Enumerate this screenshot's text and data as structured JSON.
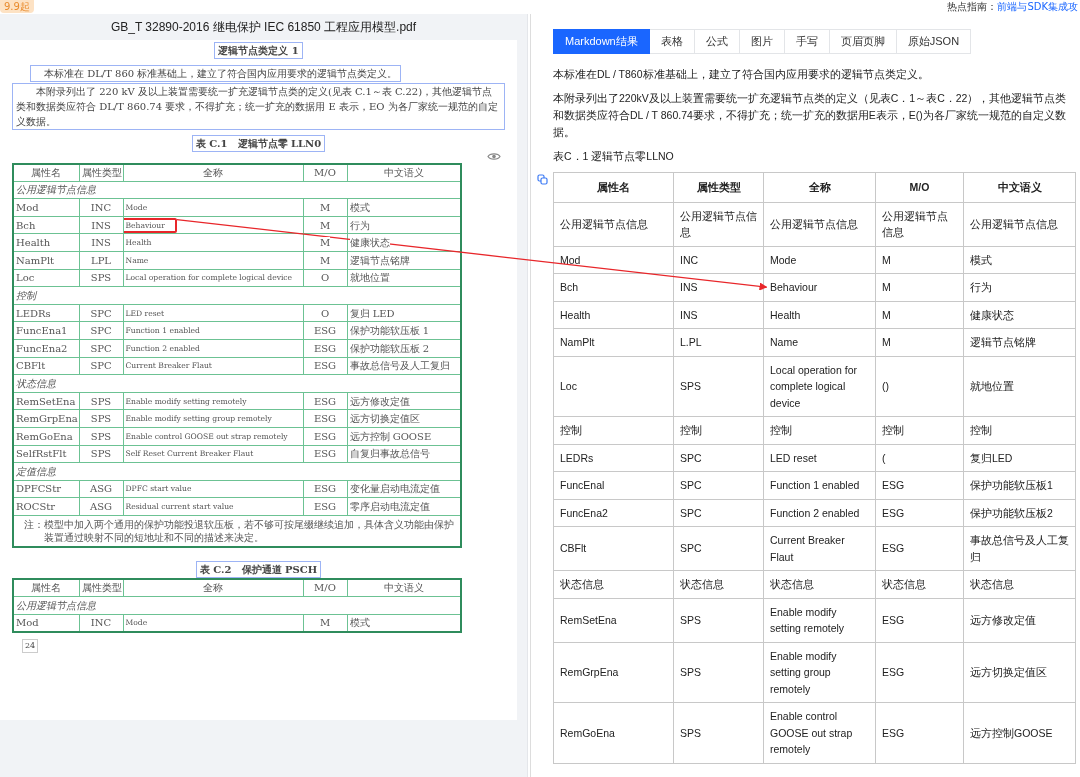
{
  "top_bar": {
    "badge": "9.9起",
    "hint_label": "热点指南：",
    "hint_link": "前端与SDK集成攻"
  },
  "pdf": {
    "title": "GB_T 32890-2016 继电保护 IEC 61850 工程应用模型.pdf",
    "section_title": "逻辑节点类定义 1",
    "paragraphs": [
      "本标准在 DL/T 860 标准基础上，建立了符合国内应用要求的逻辑节点类定义。",
      "本附录列出了 220 kV 及以上装置需要统一扩充逻辑节点类的定义(见表 C.1～表 C.22)，其他逻辑节点类和数据类应符合 DL/T 860.74 要求，不得扩充；统一扩充的数据用 E 表示，EO 为各厂家统一规范的自定义数据。"
    ],
    "tables": [
      {
        "caption": "表 C.1　逻辑节点零 LLN0",
        "columns": [
          "属性名",
          "属性类型",
          "全称",
          "M/O",
          "中文语义"
        ],
        "rows": [
          {
            "kind": "group",
            "label": "公用逻辑节点信息"
          },
          {
            "kind": "row",
            "cells": [
              "Mod",
              "INC",
              "Mode",
              "M",
              "模式"
            ]
          },
          {
            "kind": "row",
            "cells": [
              "Bch",
              "INS",
              "Behaviour",
              "M",
              "行为"
            ],
            "marked": true
          },
          {
            "kind": "row",
            "cells": [
              "Health",
              "INS",
              "Health",
              "M",
              "健康状态"
            ]
          },
          {
            "kind": "row",
            "cells": [
              "NamPlt",
              "LPL",
              "Name",
              "M",
              "逻辑节点铭牌"
            ]
          },
          {
            "kind": "row",
            "cells": [
              "Loc",
              "SPS",
              "Local operation for complete logical device",
              "O",
              "就地位置"
            ]
          },
          {
            "kind": "group",
            "label": "控制"
          },
          {
            "kind": "row",
            "cells": [
              "LEDRs",
              "SPC",
              "LED reset",
              "O",
              "复归 LED"
            ]
          },
          {
            "kind": "row",
            "cells": [
              "FuncEna1",
              "SPC",
              "Function 1 enabled",
              "ESG",
              "保护功能软压板 1"
            ]
          },
          {
            "kind": "row",
            "cells": [
              "FuncEna2",
              "SPC",
              "Function 2 enabled",
              "ESG",
              "保护功能软压板 2"
            ]
          },
          {
            "kind": "row",
            "cells": [
              "CBFlt",
              "SPC",
              "Current Breaker Flaut",
              "ESG",
              "事故总信号及人工复归"
            ]
          },
          {
            "kind": "group",
            "label": "状态信息"
          },
          {
            "kind": "row",
            "cells": [
              "RemSetEna",
              "SPS",
              "Enable modify setting remotely",
              "ESG",
              "远方修改定值"
            ]
          },
          {
            "kind": "row",
            "cells": [
              "RemGrpEna",
              "SPS",
              "Enable modify setting group remotely",
              "ESG",
              "远方切换定值区"
            ]
          },
          {
            "kind": "row",
            "cells": [
              "RemGoEna",
              "SPS",
              "Enable control GOOSE out strap remotely",
              "ESG",
              "远方控制 GOOSE"
            ]
          },
          {
            "kind": "row",
            "cells": [
              "SelfRstFlt",
              "SPS",
              "Self Reset Current Breaker Flaut",
              "ESG",
              "自复归事故总信号"
            ]
          },
          {
            "kind": "group",
            "label": "定值信息"
          },
          {
            "kind": "row",
            "cells": [
              "DPFCStr",
              "ASG",
              "DPFC start value",
              "ESG",
              "变化量启动电流定值"
            ]
          },
          {
            "kind": "row",
            "cells": [
              "ROCStr",
              "ASG",
              "Residual current start value",
              "ESG",
              "零序启动电流定值"
            ]
          },
          {
            "kind": "note",
            "label": "注：模型中加入两个通用的保护功能投退软压板，若不够可按尾缀继续追加，具体含义功能由保护装置通过映射不同的短地址和不同的描述来决定。"
          }
        ]
      },
      {
        "caption": "表 C.2　保护通道 PSCH",
        "columns": [
          "属性名",
          "属性类型",
          "全称",
          "M/O",
          "中文语义"
        ],
        "rows": [
          {
            "kind": "group",
            "label": "公用逻辑节点信息"
          },
          {
            "kind": "row",
            "cells": [
              "Mod",
              "INC",
              "Mode",
              "M",
              "模式"
            ]
          }
        ]
      }
    ],
    "page_number": "24"
  },
  "result": {
    "tabs": [
      {
        "label": "Markdown结果",
        "selected": true
      },
      {
        "label": "表格",
        "selected": false
      },
      {
        "label": "公式",
        "selected": false
      },
      {
        "label": "图片",
        "selected": false
      },
      {
        "label": "手写",
        "selected": false
      },
      {
        "label": "页眉页脚",
        "selected": false
      },
      {
        "label": "原始JSON",
        "selected": false
      }
    ],
    "paragraphs": [
      "本标准在DL / T860标准基础上，建立了符合国内应用要求的逻辑节点类定义。",
      "本附录列出了220kV及以上装置需要统一扩充逻辑节点类的定义（见表C．1～表C．22），其他逻辑节点类和数据类应符合DL / T 860.74要求，不得扩充；统一扩充的数据用E表示，E()为各厂家统一规范的自定义数据。",
      "表C．1 逻辑节点零LLNO"
    ],
    "table": {
      "columns": [
        "属性名",
        "属性类型",
        "全称",
        "M/O",
        "中文语义"
      ],
      "rows": [
        [
          "公用逻辑节点信息",
          "公用逻辑节点信息",
          "公用逻辑节点信息",
          "公用逻辑节点信息",
          "公用逻辑节点信息"
        ],
        [
          "Mod",
          "INC",
          "Mode",
          "M",
          "模式"
        ],
        [
          "Bch",
          "INS",
          "Behaviour",
          "M",
          "行为"
        ],
        [
          "Health",
          "INS",
          "Health",
          "M",
          "健康状态"
        ],
        [
          "NamPlt",
          "L.PL",
          "Name",
          "M",
          "逻辑节点铭牌"
        ],
        [
          "Loc",
          "SPS",
          "Local operation for complete logical device",
          "()",
          "就地位置"
        ],
        [
          "控制",
          "控制",
          "控制",
          "控制",
          "控制"
        ],
        [
          "LEDRs",
          "SPC",
          "LED reset",
          "(",
          "复归LED"
        ],
        [
          "FuncEnal",
          "SPC",
          "Function 1 enabled",
          "ESG",
          "保护功能软压板1"
        ],
        [
          "FuncEna2",
          "SPC",
          "Function 2 enabled",
          "ESG",
          "保护功能软压板2"
        ],
        [
          "CBFlt",
          "SPC",
          "Current Breaker Flaut",
          "ESG",
          "事故总信号及人工复归"
        ],
        [
          "状态信息",
          "状态信息",
          "状态信息",
          "状态信息",
          "状态信息"
        ],
        [
          "RemSetEna",
          "SPS",
          "Enable modify setting remotely",
          "ESG",
          "远方修改定值"
        ],
        [
          "RemGrpEna",
          "SPS",
          "Enable modify setting group remotely",
          "ESG",
          "远方切换定值区"
        ],
        [
          "RemGoEna",
          "SPS",
          "Enable control GOOSE out strap remotely",
          "ESG",
          "远方控制GOOSE"
        ]
      ]
    }
  }
}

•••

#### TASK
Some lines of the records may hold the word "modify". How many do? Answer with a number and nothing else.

#### COMPLETED EXERCISE
4